Start of INPUT DATA
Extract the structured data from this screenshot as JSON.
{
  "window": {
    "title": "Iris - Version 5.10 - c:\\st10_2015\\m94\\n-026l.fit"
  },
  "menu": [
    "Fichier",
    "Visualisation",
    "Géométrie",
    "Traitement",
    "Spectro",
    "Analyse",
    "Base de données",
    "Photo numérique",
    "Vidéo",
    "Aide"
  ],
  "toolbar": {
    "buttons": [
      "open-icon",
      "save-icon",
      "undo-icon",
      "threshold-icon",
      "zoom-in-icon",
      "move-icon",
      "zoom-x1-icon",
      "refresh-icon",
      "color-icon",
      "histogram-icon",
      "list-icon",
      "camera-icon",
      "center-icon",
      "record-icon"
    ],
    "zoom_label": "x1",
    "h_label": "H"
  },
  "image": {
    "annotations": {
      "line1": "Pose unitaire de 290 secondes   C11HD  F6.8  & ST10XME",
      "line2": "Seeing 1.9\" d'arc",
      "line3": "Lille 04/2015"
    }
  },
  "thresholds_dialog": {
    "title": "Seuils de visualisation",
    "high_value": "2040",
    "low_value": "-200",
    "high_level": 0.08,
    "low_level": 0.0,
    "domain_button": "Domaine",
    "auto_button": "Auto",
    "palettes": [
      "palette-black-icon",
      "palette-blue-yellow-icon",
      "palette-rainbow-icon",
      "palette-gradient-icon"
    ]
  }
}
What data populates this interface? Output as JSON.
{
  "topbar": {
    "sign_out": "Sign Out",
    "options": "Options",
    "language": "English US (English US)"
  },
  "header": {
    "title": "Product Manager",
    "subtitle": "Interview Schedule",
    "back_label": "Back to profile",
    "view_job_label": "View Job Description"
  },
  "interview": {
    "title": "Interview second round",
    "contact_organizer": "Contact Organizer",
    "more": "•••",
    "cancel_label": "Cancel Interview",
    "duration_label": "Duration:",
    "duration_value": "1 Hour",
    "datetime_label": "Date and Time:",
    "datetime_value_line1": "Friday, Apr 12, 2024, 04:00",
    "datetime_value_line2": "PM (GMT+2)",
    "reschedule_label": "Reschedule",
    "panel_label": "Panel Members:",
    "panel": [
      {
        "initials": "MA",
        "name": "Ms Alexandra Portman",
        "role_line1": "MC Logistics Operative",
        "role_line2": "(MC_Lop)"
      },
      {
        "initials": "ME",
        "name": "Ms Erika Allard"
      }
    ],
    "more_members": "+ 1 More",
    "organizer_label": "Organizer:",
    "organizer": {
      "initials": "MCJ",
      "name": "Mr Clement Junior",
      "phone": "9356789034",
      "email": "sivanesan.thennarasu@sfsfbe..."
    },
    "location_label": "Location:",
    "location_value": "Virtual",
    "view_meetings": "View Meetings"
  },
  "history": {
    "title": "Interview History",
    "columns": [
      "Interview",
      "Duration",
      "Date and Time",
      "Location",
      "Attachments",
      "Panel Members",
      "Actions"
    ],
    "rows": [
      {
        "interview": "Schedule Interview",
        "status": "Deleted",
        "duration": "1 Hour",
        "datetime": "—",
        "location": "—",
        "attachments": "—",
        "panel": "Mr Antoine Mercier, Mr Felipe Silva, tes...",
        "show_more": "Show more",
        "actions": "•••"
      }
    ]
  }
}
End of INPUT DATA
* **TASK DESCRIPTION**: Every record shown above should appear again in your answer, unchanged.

* **OUTPUT FOR THIS EXERCISE**:
Extract the structured data from this screenshot as JSON.
{
  "window": {
    "title": "Iris - Version 5.10 - c:\\st10_2015\\m94\\n-026l.fit"
  },
  "menu": [
    "Fichier",
    "Visualisation",
    "Géométrie",
    "Traitement",
    "Spectro",
    "Analyse",
    "Base de données",
    "Photo numérique",
    "Vidéo",
    "Aide"
  ],
  "toolbar": {
    "buttons": [
      "open-icon",
      "save-icon",
      "undo-icon",
      "threshold-icon",
      "zoom-in-icon",
      "move-icon",
      "zoom-x1-icon",
      "refresh-icon",
      "color-icon",
      "histogram-icon",
      "list-icon",
      "camera-icon",
      "center-icon",
      "record-icon"
    ],
    "zoom_label": "x1",
    "h_label": "H"
  },
  "image": {
    "annotations": {
      "line1": "Pose unitaire de 290 secondes   C11HD  F6.8  & ST10XME",
      "line2": "Seeing 1.9\" d'arc",
      "line3": "Lille 04/2015"
    }
  },
  "thresholds_dialog": {
    "title": "Seuils de visualisation",
    "high_value": "2040",
    "low_value": "-200",
    "high_level": 0.08,
    "low_level": 0.0,
    "domain_button": "Domaine",
    "auto_button": "Auto",
    "palettes": [
      "palette-black-icon",
      "palette-blue-yellow-icon",
      "palette-rainbow-icon",
      "palette-gradient-icon"
    ]
  }
}
What data populates this interface? Output as JSON.
{
  "topbar": {
    "sign_out": "Sign Out",
    "options": "Options",
    "language": "English US (English US)"
  },
  "header": {
    "title": "Product Manager",
    "subtitle": "Interview Schedule",
    "back_label": "Back to profile",
    "view_job_label": "View Job Description"
  },
  "interview": {
    "title": "Interview second round",
    "contact_organizer": "Contact Organizer",
    "more": "•••",
    "cancel_label": "Cancel Interview",
    "duration_label": "Duration:",
    "duration_value": "1 Hour",
    "datetime_label": "Date and Time:",
    "datetime_value_line1": "Friday, Apr 12, 2024, 04:00",
    "datetime_value_line2": "PM (GMT+2)",
    "reschedule_label": "Reschedule",
    "panel_label": "Panel Members:",
    "panel": [
      {
        "initials": "MA",
        "name": "Ms Alexandra Portman",
        "role_line1": "MC Logistics Operative",
        "role_line2": "(MC_Lop)"
      },
      {
        "initials": "ME",
        "name": "Ms Erika Allard"
      }
    ],
    "more_members": "+ 1 More",
    "organizer_label": "Organizer:",
    "organizer": {
      "initials": "MCJ",
      "name": "Mr Clement Junior",
      "phone": "9356789034",
      "email": "sivanesan.thennarasu@sfsfbe..."
    },
    "location_label": "Location:",
    "location_value": "Virtual",
    "view_meetings": "View Meetings"
  },
  "history": {
    "title": "Interview History",
    "columns": [
      "Interview",
      "Duration",
      "Date and Time",
      "Location",
      "Attachments",
      "Panel Members",
      "Actions"
    ],
    "rows": [
      {
        "interview": "Schedule Interview",
        "status": "Deleted",
        "duration": "1 Hour",
        "datetime": "—",
        "location": "—",
        "attachments": "—",
        "panel": "Mr Antoine Mercier, Mr Felipe Silva, tes...",
        "show_more": "Show more",
        "actions": "•••"
      }
    ]
  }
}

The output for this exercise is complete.